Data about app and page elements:
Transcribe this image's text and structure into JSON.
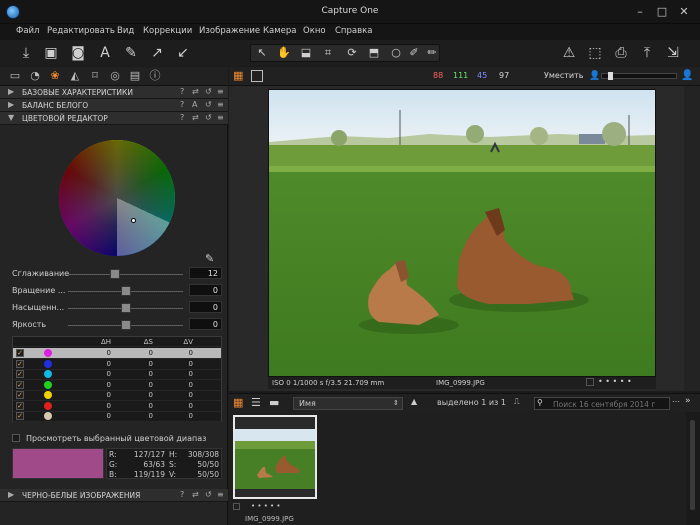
{
  "window": {
    "title": "Capture One",
    "min": "–",
    "max": "□",
    "close": "✕"
  },
  "menu": [
    "Файл",
    "Редактировать",
    "Вид",
    "Коррекции",
    "Изображение",
    "Камера",
    "Окно",
    "Справка"
  ],
  "viewer_bar": {
    "r": "88",
    "g": "111",
    "b": "45",
    "a": "97",
    "fit": "Уместить"
  },
  "sections": {
    "basic": "БАЗОВЫЕ ХАРАКТЕРИСТИКИ",
    "wb": "БАЛАНС БЕЛОГО",
    "color_editor": "ЦВЕТОВОЙ РЕДАКТОР",
    "bw": "ЧЕРНО-БЕЛЫЕ ИЗОБРАЖЕНИЯ"
  },
  "sliders": [
    {
      "label": "Сглаживание",
      "value": "12",
      "level": 0.4
    },
    {
      "label": "Вращение ...",
      "value": "0",
      "level": 0.5
    },
    {
      "label": "Насыщенн...",
      "value": "0",
      "level": 0.5
    },
    {
      "label": "Яркость",
      "value": "0",
      "level": 0.5
    }
  ],
  "color_table": {
    "headers": [
      "ΔH",
      "ΔS",
      "ΔV"
    ],
    "rows": [
      {
        "color": "#e020e0",
        "h": "0",
        "s": "0",
        "v": "0",
        "selected": true
      },
      {
        "color": "#2030e0",
        "h": "0",
        "s": "0",
        "v": "0"
      },
      {
        "color": "#10b8e8",
        "h": "0",
        "s": "0",
        "v": "0"
      },
      {
        "color": "#20d020",
        "h": "0",
        "s": "0",
        "v": "0"
      },
      {
        "color": "#f0d000",
        "h": "0",
        "s": "0",
        "v": "0"
      },
      {
        "color": "#e02020",
        "h": "0",
        "s": "0",
        "v": "0"
      },
      {
        "color": "#d8c8b0",
        "h": "0",
        "s": "0",
        "v": "0"
      }
    ]
  },
  "view_selected": "Просмотреть выбранный цветовой диапаз",
  "readout": {
    "r": "R:",
    "r_val": "127/127",
    "g": "G:",
    "g_val": "63/63",
    "b": "B:",
    "b_val": "119/119",
    "h": "H:",
    "h_val": "308/308",
    "s": "S:",
    "s_val": "50/50",
    "v": "V:",
    "v_val": "50/50",
    "swatch": "#a04a8a"
  },
  "photo_info": {
    "exif": "ISO 0  1/1000 s f/3.5 21.709 mm",
    "name": "IMG_0999.JPG"
  },
  "browser": {
    "sort": "Имя",
    "selected": "выделено 1 из 1",
    "search_placeholder": "Поиск 16 сентября 2014 г"
  },
  "thumb_label": "IMG_0999.JPG"
}
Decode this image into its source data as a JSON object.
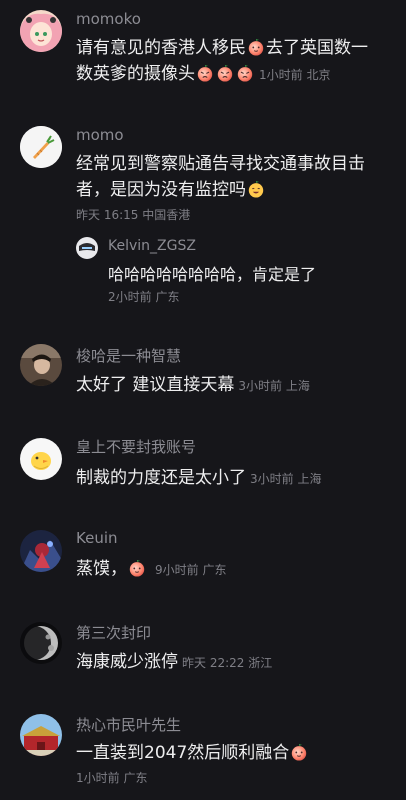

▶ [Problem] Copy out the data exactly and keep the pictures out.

▶ [Written answer]
Transcribe this image's text and structure into JSON.
{
  "window": {
    "title": "Capture One",
    "min": "–",
    "max": "□",
    "close": "✕"
  },
  "menu": [
    "Файл",
    "Редактировать",
    "Вид",
    "Коррекции",
    "Изображение",
    "Камера",
    "Окно",
    "Справка"
  ],
  "viewer_bar": {
    "r": "88",
    "g": "111",
    "b": "45",
    "a": "97",
    "fit": "Уместить"
  },
  "sections": {
    "basic": "БАЗОВЫЕ ХАРАКТЕРИСТИКИ",
    "wb": "БАЛАНС БЕЛОГО",
    "color_editor": "ЦВЕТОВОЙ РЕДАКТОР",
    "bw": "ЧЕРНО-БЕЛЫЕ ИЗОБРАЖЕНИЯ"
  },
  "sliders": [
    {
      "label": "Сглаживание",
      "value": "12",
      "level": 0.4
    },
    {
      "label": "Вращение ...",
      "value": "0",
      "level": 0.5
    },
    {
      "label": "Насыщенн...",
      "value": "0",
      "level": 0.5
    },
    {
      "label": "Яркость",
      "value": "0",
      "level": 0.5
    }
  ],
  "color_table": {
    "headers": [
      "ΔH",
      "ΔS",
      "ΔV"
    ],
    "rows": [
      {
        "color": "#e020e0",
        "h": "0",
        "s": "0",
        "v": "0",
        "selected": true
      },
      {
        "color": "#2030e0",
        "h": "0",
        "s": "0",
        "v": "0"
      },
      {
        "color": "#10b8e8",
        "h": "0",
        "s": "0",
        "v": "0"
      },
      {
        "color": "#20d020",
        "h": "0",
        "s": "0",
        "v": "0"
      },
      {
        "color": "#f0d000",
        "h": "0",
        "s": "0",
        "v": "0"
      },
      {
        "color": "#e02020",
        "h": "0",
        "s": "0",
        "v": "0"
      },
      {
        "color": "#d8c8b0",
        "h": "0",
        "s": "0",
        "v": "0"
      }
    ]
  },
  "view_selected": "Просмотреть выбранный цветовой диапаз",
  "readout": {
    "r": "R:",
    "r_val": "127/127",
    "g": "G:",
    "g_val": "63/63",
    "b": "B:",
    "b_val": "119/119",
    "h": "H:",
    "h_val": "308/308",
    "s": "S:",
    "s_val": "50/50",
    "v": "V:",
    "v_val": "50/50",
    "swatch": "#a04a8a"
  },
  "photo_info": {
    "exif": "ISO 0  1/1000 s f/3.5 21.709 mm",
    "name": "IMG_0999.JPG"
  },
  "browser": {
    "sort": "Имя",
    "selected": "выделено 1 из 1",
    "search_placeholder": "Поиск 16 сентября 2014 г"
  },
  "thumb_label": "IMG_0999.JPG"
}
Decode this image into its source data as a JSON object.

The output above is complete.